[[ GIVEN ENTRIES open ]]

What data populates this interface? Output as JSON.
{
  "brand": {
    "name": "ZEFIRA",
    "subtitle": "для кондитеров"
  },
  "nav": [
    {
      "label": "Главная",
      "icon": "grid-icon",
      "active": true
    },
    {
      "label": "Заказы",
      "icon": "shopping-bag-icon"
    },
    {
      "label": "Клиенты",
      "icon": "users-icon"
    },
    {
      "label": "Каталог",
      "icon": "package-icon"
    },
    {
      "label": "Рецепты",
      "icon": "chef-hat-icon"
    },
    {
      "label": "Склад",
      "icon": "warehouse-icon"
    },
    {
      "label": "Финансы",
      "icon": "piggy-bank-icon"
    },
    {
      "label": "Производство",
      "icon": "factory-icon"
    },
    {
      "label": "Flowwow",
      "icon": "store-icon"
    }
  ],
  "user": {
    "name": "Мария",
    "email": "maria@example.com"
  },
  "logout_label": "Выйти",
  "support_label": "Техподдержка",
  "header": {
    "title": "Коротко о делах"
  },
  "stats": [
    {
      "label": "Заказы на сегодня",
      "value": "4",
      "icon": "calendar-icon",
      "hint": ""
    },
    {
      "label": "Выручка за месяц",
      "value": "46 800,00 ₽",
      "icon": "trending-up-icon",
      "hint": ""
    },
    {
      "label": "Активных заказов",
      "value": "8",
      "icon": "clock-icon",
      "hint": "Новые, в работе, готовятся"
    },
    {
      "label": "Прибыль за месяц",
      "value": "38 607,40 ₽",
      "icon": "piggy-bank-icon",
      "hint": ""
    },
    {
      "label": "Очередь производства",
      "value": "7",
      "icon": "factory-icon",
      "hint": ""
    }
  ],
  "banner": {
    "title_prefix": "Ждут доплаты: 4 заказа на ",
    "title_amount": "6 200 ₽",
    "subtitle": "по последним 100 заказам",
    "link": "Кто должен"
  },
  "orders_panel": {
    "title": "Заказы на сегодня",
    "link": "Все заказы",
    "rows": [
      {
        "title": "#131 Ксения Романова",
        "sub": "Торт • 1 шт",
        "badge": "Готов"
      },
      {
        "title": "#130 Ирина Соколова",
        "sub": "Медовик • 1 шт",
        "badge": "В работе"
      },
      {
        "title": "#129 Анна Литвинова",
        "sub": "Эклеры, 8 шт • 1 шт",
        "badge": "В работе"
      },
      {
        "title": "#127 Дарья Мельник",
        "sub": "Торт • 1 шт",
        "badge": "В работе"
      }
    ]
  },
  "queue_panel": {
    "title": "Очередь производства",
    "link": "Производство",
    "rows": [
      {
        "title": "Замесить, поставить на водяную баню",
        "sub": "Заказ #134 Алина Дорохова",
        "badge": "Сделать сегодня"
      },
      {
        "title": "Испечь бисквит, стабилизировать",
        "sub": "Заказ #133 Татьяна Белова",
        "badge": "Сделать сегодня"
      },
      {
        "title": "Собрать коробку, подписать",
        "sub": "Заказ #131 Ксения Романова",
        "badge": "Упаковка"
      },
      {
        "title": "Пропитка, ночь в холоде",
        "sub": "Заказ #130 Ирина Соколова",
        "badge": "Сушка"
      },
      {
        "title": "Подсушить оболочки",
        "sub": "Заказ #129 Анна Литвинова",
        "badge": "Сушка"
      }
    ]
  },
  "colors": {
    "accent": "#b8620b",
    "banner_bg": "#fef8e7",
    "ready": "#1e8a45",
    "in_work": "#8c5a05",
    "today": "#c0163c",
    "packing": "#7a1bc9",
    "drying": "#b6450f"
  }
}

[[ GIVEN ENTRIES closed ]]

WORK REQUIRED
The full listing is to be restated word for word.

REPLY
What data populates this interface? Output as JSON.
{
  "brand": {
    "name": "ZEFIRA",
    "subtitle": "для кондитеров"
  },
  "nav": [
    {
      "label": "Главная",
      "icon": "grid-icon",
      "active": true
    },
    {
      "label": "Заказы",
      "icon": "shopping-bag-icon"
    },
    {
      "label": "Клиенты",
      "icon": "users-icon"
    },
    {
      "label": "Каталог",
      "icon": "package-icon"
    },
    {
      "label": "Рецепты",
      "icon": "chef-hat-icon"
    },
    {
      "label": "Склад",
      "icon": "warehouse-icon"
    },
    {
      "label": "Финансы",
      "icon": "piggy-bank-icon"
    },
    {
      "label": "Производство",
      "icon": "factory-icon"
    },
    {
      "label": "Flowwow",
      "icon": "store-icon"
    }
  ],
  "user": {
    "name": "Мария",
    "email": "maria@example.com"
  },
  "logout_label": "Выйти",
  "support_label": "Техподдержка",
  "header": {
    "title": "Коротко о делах"
  },
  "stats": [
    {
      "label": "Заказы на сегодня",
      "value": "4",
      "icon": "calendar-icon",
      "hint": ""
    },
    {
      "label": "Выручка за месяц",
      "value": "46 800,00 ₽",
      "icon": "trending-up-icon",
      "hint": ""
    },
    {
      "label": "Активных заказов",
      "value": "8",
      "icon": "clock-icon",
      "hint": "Новые, в работе, готовятся"
    },
    {
      "label": "Прибыль за месяц",
      "value": "38 607,40 ₽",
      "icon": "piggy-bank-icon",
      "hint": ""
    },
    {
      "label": "Очередь производства",
      "value": "7",
      "icon": "factory-icon",
      "hint": ""
    }
  ],
  "banner": {
    "title_prefix": "Ждут доплаты: 4 заказа на ",
    "title_amount": "6 200 ₽",
    "subtitle": "по последним 100 заказам",
    "link": "Кто должен"
  },
  "orders_panel": {
    "title": "Заказы на сегодня",
    "link": "Все заказы",
    "rows": [
      {
        "title": "#131 Ксения Романова",
        "sub": "Торт • 1 шт",
        "badge": "Готов"
      },
      {
        "title": "#130 Ирина Соколова",
        "sub": "Медовик • 1 шт",
        "badge": "В работе"
      },
      {
        "title": "#129 Анна Литвинова",
        "sub": "Эклеры, 8 шт • 1 шт",
        "badge": "В работе"
      },
      {
        "title": "#127 Дарья Мельник",
        "sub": "Торт • 1 шт",
        "badge": "В работе"
      }
    ]
  },
  "queue_panel": {
    "title": "Очередь производства",
    "link": "Производство",
    "rows": [
      {
        "title": "Замесить, поставить на водяную баню",
        "sub": "Заказ #134 Алина Дорохова",
        "badge": "Сделать сегодня"
      },
      {
        "title": "Испечь бисквит, стабилизировать",
        "sub": "Заказ #133 Татьяна Белова",
        "badge": "Сделать сегодня"
      },
      {
        "title": "Собрать коробку, подписать",
        "sub": "Заказ #131 Ксения Романова",
        "badge": "Упаковка"
      },
      {
        "title": "Пропитка, ночь в холоде",
        "sub": "Заказ #130 Ирина Соколова",
        "badge": "Сушка"
      },
      {
        "title": "Подсушить оболочки",
        "sub": "Заказ #129 Анна Литвинова",
        "badge": "Сушка"
      }
    ]
  },
  "colors": {
    "accent": "#b8620b",
    "banner_bg": "#fef8e7",
    "ready": "#1e8a45",
    "in_work": "#8c5a05",
    "today": "#c0163c",
    "packing": "#7a1bc9",
    "drying": "#b6450f"
  }
}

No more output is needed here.